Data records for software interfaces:
◇ ◇ ◇ ◇ ◇ ◇ ◇

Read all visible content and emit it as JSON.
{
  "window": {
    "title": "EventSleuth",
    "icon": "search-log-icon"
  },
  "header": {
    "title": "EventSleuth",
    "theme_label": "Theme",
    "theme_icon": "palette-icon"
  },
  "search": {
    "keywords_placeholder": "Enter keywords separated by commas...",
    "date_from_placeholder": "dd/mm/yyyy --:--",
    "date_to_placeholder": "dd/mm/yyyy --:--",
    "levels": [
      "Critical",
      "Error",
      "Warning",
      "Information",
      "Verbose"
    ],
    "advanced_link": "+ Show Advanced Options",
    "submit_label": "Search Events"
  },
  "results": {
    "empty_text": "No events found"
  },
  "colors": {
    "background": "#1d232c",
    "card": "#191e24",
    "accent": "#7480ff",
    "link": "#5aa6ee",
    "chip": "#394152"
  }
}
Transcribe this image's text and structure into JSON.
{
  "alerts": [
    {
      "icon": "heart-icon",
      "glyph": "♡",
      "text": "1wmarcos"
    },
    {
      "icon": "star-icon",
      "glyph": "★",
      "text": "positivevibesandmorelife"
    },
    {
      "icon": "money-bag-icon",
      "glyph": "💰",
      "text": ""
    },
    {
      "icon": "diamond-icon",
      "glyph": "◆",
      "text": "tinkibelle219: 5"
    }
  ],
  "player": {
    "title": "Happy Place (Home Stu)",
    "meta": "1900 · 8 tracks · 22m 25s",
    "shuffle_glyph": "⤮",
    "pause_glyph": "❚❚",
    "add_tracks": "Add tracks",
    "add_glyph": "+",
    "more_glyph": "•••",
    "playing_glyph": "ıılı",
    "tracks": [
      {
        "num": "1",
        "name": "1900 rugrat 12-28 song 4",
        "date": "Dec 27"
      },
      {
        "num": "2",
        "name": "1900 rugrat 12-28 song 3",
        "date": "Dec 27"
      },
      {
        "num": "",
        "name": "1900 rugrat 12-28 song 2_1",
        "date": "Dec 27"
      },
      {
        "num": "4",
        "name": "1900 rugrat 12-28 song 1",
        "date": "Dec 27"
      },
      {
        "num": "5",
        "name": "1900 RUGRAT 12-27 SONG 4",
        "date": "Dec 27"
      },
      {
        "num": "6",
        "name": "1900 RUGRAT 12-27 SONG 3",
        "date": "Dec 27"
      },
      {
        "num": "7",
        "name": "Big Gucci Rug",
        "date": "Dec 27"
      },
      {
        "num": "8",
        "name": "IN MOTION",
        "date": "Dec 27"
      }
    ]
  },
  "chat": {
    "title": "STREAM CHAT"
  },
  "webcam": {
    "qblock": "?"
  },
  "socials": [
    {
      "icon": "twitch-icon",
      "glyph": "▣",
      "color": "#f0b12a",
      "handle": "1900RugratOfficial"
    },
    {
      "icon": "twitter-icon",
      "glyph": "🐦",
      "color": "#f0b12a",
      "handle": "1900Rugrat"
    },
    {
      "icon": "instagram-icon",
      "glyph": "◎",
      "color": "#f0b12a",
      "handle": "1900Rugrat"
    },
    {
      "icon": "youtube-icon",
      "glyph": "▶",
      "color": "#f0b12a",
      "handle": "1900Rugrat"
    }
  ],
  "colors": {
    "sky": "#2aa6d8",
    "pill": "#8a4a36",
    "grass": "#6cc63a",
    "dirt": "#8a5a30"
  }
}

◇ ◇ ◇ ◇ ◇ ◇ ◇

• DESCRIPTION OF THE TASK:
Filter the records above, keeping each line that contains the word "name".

• ANSWER SECTION:
        "name": "1900 rugrat 12-28 song 4",
        "name": "1900 rugrat 12-28 song 3",
        "name": "1900 rugrat 12-28 song 2_1",
        "name": "1900 rugrat 12-28 song 1",
        "name": "1900 RUGRAT 12-27 SONG 4",
        "name": "1900 RUGRAT 12-27 SONG 3",
        "name": "Big Gucci Rug",
        "name": "IN MOTION",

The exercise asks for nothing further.